Data records for software interfaces:
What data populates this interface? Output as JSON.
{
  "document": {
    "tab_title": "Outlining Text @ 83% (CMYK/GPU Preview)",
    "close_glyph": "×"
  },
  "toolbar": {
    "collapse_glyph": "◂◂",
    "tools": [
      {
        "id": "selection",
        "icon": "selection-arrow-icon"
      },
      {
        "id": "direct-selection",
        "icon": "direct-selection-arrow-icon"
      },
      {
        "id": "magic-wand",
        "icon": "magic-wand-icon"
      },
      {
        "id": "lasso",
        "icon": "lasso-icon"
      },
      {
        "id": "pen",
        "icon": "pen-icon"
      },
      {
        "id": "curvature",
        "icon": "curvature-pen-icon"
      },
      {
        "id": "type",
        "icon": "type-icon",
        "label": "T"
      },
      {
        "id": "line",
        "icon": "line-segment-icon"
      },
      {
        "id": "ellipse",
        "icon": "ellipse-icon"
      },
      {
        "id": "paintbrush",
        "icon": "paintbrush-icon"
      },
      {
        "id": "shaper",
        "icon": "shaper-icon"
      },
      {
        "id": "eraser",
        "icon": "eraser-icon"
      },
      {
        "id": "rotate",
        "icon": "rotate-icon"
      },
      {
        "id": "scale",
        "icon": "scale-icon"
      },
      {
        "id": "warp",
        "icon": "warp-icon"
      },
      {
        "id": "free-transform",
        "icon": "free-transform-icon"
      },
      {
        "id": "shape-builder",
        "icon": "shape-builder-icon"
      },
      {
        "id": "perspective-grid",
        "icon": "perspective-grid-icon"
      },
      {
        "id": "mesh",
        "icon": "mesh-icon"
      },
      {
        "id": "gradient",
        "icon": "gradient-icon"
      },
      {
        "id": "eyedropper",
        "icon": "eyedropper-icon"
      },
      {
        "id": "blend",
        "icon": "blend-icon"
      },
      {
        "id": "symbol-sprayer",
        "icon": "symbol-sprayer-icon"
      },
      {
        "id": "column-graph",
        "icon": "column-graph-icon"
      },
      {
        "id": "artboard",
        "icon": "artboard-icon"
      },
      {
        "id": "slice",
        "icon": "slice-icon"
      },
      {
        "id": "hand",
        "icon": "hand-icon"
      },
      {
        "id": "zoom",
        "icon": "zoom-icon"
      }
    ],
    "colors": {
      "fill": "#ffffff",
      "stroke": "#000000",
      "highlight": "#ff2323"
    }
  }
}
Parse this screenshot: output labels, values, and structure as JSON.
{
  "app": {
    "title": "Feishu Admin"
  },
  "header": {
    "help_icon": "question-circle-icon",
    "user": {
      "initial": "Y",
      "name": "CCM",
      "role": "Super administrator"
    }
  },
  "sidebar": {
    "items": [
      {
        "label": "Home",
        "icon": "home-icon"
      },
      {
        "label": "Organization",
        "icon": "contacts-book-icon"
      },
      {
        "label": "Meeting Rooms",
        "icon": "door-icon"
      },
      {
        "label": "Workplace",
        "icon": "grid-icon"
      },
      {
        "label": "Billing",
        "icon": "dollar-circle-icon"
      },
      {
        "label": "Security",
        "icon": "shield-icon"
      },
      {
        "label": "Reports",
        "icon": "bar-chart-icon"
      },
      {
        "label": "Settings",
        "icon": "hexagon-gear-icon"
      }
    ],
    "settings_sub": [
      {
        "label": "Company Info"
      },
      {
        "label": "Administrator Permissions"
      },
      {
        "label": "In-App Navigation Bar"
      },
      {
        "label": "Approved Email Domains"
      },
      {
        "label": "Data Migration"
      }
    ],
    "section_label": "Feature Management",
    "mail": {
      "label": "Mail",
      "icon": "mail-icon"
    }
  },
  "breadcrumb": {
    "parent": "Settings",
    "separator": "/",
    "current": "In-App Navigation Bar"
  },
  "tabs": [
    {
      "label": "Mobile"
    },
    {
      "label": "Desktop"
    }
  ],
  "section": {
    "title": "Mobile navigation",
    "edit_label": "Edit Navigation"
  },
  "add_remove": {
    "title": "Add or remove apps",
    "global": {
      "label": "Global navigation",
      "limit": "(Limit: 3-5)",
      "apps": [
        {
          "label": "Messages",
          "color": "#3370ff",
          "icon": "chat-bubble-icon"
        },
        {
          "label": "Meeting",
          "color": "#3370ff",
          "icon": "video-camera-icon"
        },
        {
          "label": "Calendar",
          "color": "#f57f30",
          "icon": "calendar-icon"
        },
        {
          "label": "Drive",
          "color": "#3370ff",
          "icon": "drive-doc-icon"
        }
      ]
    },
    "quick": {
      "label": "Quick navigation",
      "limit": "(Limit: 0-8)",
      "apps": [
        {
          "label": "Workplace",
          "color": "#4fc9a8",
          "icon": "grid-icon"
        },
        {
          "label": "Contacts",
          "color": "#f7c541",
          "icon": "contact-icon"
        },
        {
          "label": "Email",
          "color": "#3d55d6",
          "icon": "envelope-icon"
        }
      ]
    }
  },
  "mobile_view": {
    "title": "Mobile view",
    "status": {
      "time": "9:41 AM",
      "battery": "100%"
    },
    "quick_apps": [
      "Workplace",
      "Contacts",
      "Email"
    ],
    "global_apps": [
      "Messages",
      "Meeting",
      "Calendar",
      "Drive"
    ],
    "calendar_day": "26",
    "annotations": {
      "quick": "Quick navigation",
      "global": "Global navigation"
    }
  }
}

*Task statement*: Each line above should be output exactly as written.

*Solved problem*:
What data populates this interface? Output as JSON.
{
  "document": {
    "tab_title": "Outlining Text @ 83% (CMYK/GPU Preview)",
    "close_glyph": "×"
  },
  "toolbar": {
    "collapse_glyph": "◂◂",
    "tools": [
      {
        "id": "selection",
        "icon": "selection-arrow-icon"
      },
      {
        "id": "direct-selection",
        "icon": "direct-selection-arrow-icon"
      },
      {
        "id": "magic-wand",
        "icon": "magic-wand-icon"
      },
      {
        "id": "lasso",
        "icon": "lasso-icon"
      },
      {
        "id": "pen",
        "icon": "pen-icon"
      },
      {
        "id": "curvature",
        "icon": "curvature-pen-icon"
      },
      {
        "id": "type",
        "icon": "type-icon",
        "label": "T"
      },
      {
        "id": "line",
        "icon": "line-segment-icon"
      },
      {
        "id": "ellipse",
        "icon": "ellipse-icon"
      },
      {
        "id": "paintbrush",
        "icon": "paintbrush-icon"
      },
      {
        "id": "shaper",
        "icon": "shaper-icon"
      },
      {
        "id": "eraser",
        "icon": "eraser-icon"
      },
      {
        "id": "rotate",
        "icon": "rotate-icon"
      },
      {
        "id": "scale",
        "icon": "scale-icon"
      },
      {
        "id": "warp",
        "icon": "warp-icon"
      },
      {
        "id": "free-transform",
        "icon": "free-transform-icon"
      },
      {
        "id": "shape-builder",
        "icon": "shape-builder-icon"
      },
      {
        "id": "perspective-grid",
        "icon": "perspective-grid-icon"
      },
      {
        "id": "mesh",
        "icon": "mesh-icon"
      },
      {
        "id": "gradient",
        "icon": "gradient-icon"
      },
      {
        "id": "eyedropper",
        "icon": "eyedropper-icon"
      },
      {
        "id": "blend",
        "icon": "blend-icon"
      },
      {
        "id": "symbol-sprayer",
        "icon": "symbol-sprayer-icon"
      },
      {
        "id": "column-graph",
        "icon": "column-graph-icon"
      },
      {
        "id": "artboard",
        "icon": "artboard-icon"
      },
      {
        "id": "slice",
        "icon": "slice-icon"
      },
      {
        "id": "hand",
        "icon": "hand-icon"
      },
      {
        "id": "zoom",
        "icon": "zoom-icon"
      }
    ],
    "colors": {
      "fill": "#ffffff",
      "stroke": "#000000",
      "highlight": "#ff2323"
    }
  }
}
Parse this screenshot: output labels, values, and structure as JSON.
{
  "app": {
    "title": "Feishu Admin"
  },
  "header": {
    "help_icon": "question-circle-icon",
    "user": {
      "initial": "Y",
      "name": "CCM",
      "role": "Super administrator"
    }
  },
  "sidebar": {
    "items": [
      {
        "label": "Home",
        "icon": "home-icon"
      },
      {
        "label": "Organization",
        "icon": "contacts-book-icon"
      },
      {
        "label": "Meeting Rooms",
        "icon": "door-icon"
      },
      {
        "label": "Workplace",
        "icon": "grid-icon"
      },
      {
        "label": "Billing",
        "icon": "dollar-circle-icon"
      },
      {
        "label": "Security",
        "icon": "shield-icon"
      },
      {
        "label": "Reports",
        "icon": "bar-chart-icon"
      },
      {
        "label": "Settings",
        "icon": "hexagon-gear-icon"
      }
    ],
    "settings_sub": [
      {
        "label": "Company Info"
      },
      {
        "label": "Administrator Permissions"
      },
      {
        "label": "In-App Navigation Bar"
      },
      {
        "label": "Approved Email Domains"
      },
      {
        "label": "Data Migration"
      }
    ],
    "section_label": "Feature Management",
    "mail": {
      "label": "Mail",
      "icon": "mail-icon"
    }
  },
  "breadcrumb": {
    "parent": "Settings",
    "separator": "/",
    "current": "In-App Navigation Bar"
  },
  "tabs": [
    {
      "label": "Mobile"
    },
    {
      "label": "Desktop"
    }
  ],
  "section": {
    "title": "Mobile navigation",
    "edit_label": "Edit Navigation"
  },
  "add_remove": {
    "title": "Add or remove apps",
    "global": {
      "label": "Global navigation",
      "limit": "(Limit: 3-5)",
      "apps": [
        {
          "label": "Messages",
          "color": "#3370ff",
          "icon": "chat-bubble-icon"
        },
        {
          "label": "Meeting",
          "color": "#3370ff",
          "icon": "video-camera-icon"
        },
        {
          "label": "Calendar",
          "color": "#f57f30",
          "icon": "calendar-icon"
        },
        {
          "label": "Drive",
          "color": "#3370ff",
          "icon": "drive-doc-icon"
        }
      ]
    },
    "quick": {
      "label": "Quick navigation",
      "limit": "(Limit: 0-8)",
      "apps": [
        {
          "label": "Workplace",
          "color": "#4fc9a8",
          "icon": "grid-icon"
        },
        {
          "label": "Contacts",
          "color": "#f7c541",
          "icon": "contact-icon"
        },
        {
          "label": "Email",
          "color": "#3d55d6",
          "icon": "envelope-icon"
        }
      ]
    }
  },
  "mobile_view": {
    "title": "Mobile view",
    "status": {
      "time": "9:41 AM",
      "battery": "100%"
    },
    "quick_apps": [
      "Workplace",
      "Contacts",
      "Email"
    ],
    "global_apps": [
      "Messages",
      "Meeting",
      "Calendar",
      "Drive"
    ],
    "calendar_day": "26",
    "annotations": {
      "quick": "Quick navigation",
      "global": "Global navigation"
    }
  }
}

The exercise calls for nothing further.